● **Work instructions**:
Without the images, write out all of the following entries exactly.

══════════════════════════════

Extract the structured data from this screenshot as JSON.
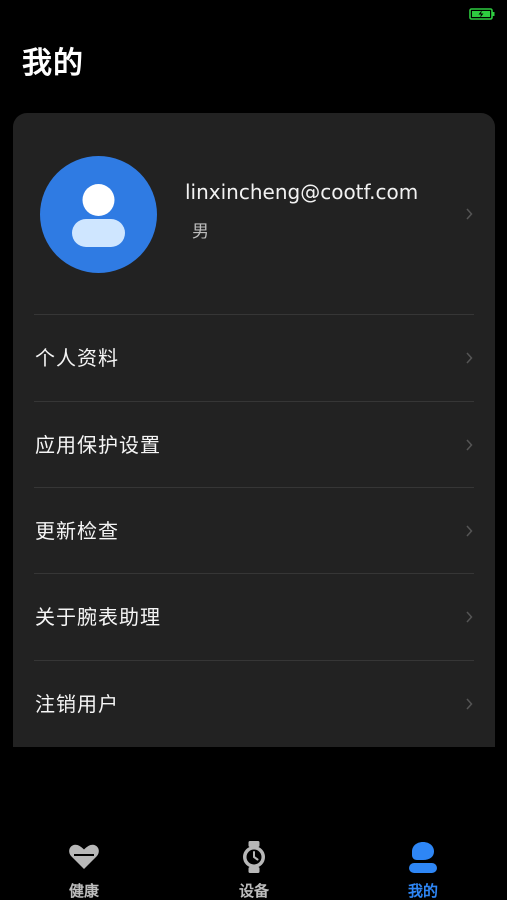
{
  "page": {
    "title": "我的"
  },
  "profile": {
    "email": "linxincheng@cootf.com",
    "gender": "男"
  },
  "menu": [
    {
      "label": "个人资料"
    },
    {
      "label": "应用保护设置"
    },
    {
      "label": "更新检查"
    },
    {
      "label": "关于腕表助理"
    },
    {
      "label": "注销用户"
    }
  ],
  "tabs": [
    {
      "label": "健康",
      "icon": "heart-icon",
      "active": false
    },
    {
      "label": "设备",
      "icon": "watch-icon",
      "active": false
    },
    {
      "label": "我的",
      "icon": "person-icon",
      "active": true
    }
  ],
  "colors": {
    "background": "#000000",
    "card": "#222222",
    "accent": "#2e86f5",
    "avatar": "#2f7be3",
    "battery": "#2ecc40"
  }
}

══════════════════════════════

● **Response box**:
Extract the structured data from this screenshot as JSON.
{
  "page": {
    "title": "我的"
  },
  "profile": {
    "email": "linxincheng@cootf.com",
    "gender": "男"
  },
  "menu": [
    {
      "label": "个人资料"
    },
    {
      "label": "应用保护设置"
    },
    {
      "label": "更新检查"
    },
    {
      "label": "关于腕表助理"
    },
    {
      "label": "注销用户"
    }
  ],
  "tabs": [
    {
      "label": "健康",
      "icon": "heart-icon",
      "active": false
    },
    {
      "label": "设备",
      "icon": "watch-icon",
      "active": false
    },
    {
      "label": "我的",
      "icon": "person-icon",
      "active": true
    }
  ],
  "colors": {
    "background": "#000000",
    "card": "#222222",
    "accent": "#2e86f5",
    "avatar": "#2f7be3",
    "battery": "#2ecc40"
  }
}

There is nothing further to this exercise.